Without any of their pictures, return all of the records exactly.

[Items listed in a dataset]
——
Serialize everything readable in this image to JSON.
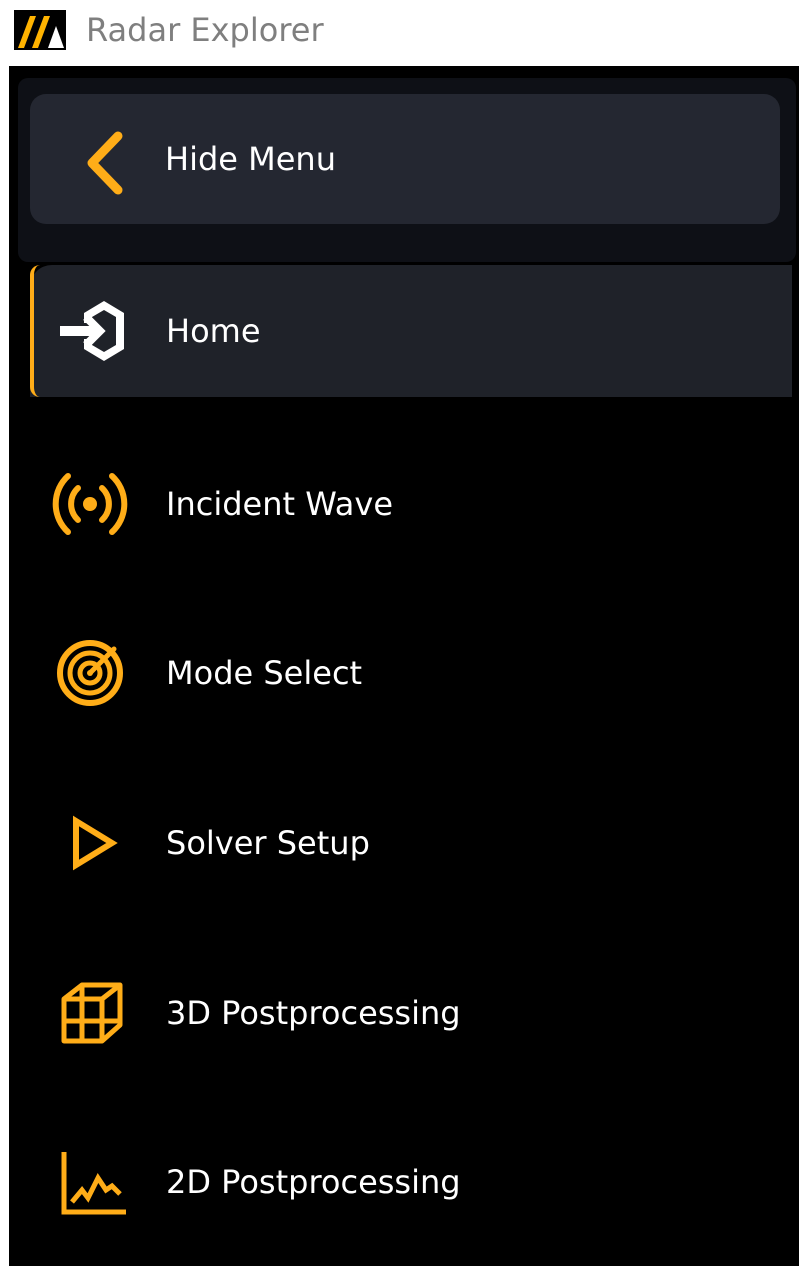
{
  "window": {
    "title": "Radar Explorer",
    "logo_icon": "ansys-logo-icon"
  },
  "menu": {
    "hide_label": "Hide Menu",
    "hide_icon": "chevron-left-icon",
    "accent_color": "#ffad18",
    "active_item": "Home",
    "items": [
      {
        "label": "Home",
        "icon": "sign-in-icon",
        "active": true
      },
      {
        "label": "Incident Wave",
        "icon": "broadcast-icon",
        "active": false
      },
      {
        "label": "Mode Select",
        "icon": "radar-icon",
        "active": false
      },
      {
        "label": "Solver Setup",
        "icon": "play-triangle-icon",
        "active": false
      },
      {
        "label": "3D Postprocessing",
        "icon": "cube-wireframe-icon",
        "active": false
      },
      {
        "label": "2D Postprocessing",
        "icon": "line-chart-icon",
        "active": false
      }
    ]
  },
  "colors": {
    "panel_background": "#000000",
    "active_item_background": "#1f2229",
    "hide_button_background": "#242731",
    "text": "#ffffff",
    "title_text": "#7f7f7f"
  }
}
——
### Output for this exercise
Serialize everything readable in this image to JSON.
{
  "window": {
    "title": "Radar Explorer",
    "logo_icon": "ansys-logo-icon"
  },
  "menu": {
    "hide_label": "Hide Menu",
    "hide_icon": "chevron-left-icon",
    "accent_color": "#ffad18",
    "active_item": "Home",
    "items": [
      {
        "label": "Home",
        "icon": "sign-in-icon",
        "active": true
      },
      {
        "label": "Incident Wave",
        "icon": "broadcast-icon",
        "active": false
      },
      {
        "label": "Mode Select",
        "icon": "radar-icon",
        "active": false
      },
      {
        "label": "Solver Setup",
        "icon": "play-triangle-icon",
        "active": false
      },
      {
        "label": "3D Postprocessing",
        "icon": "cube-wireframe-icon",
        "active": false
      },
      {
        "label": "2D Postprocessing",
        "icon": "line-chart-icon",
        "active": false
      }
    ]
  },
  "colors": {
    "panel_background": "#000000",
    "active_item_background": "#1f2229",
    "hide_button_background": "#242731",
    "text": "#ffffff",
    "title_text": "#7f7f7f"
  }
}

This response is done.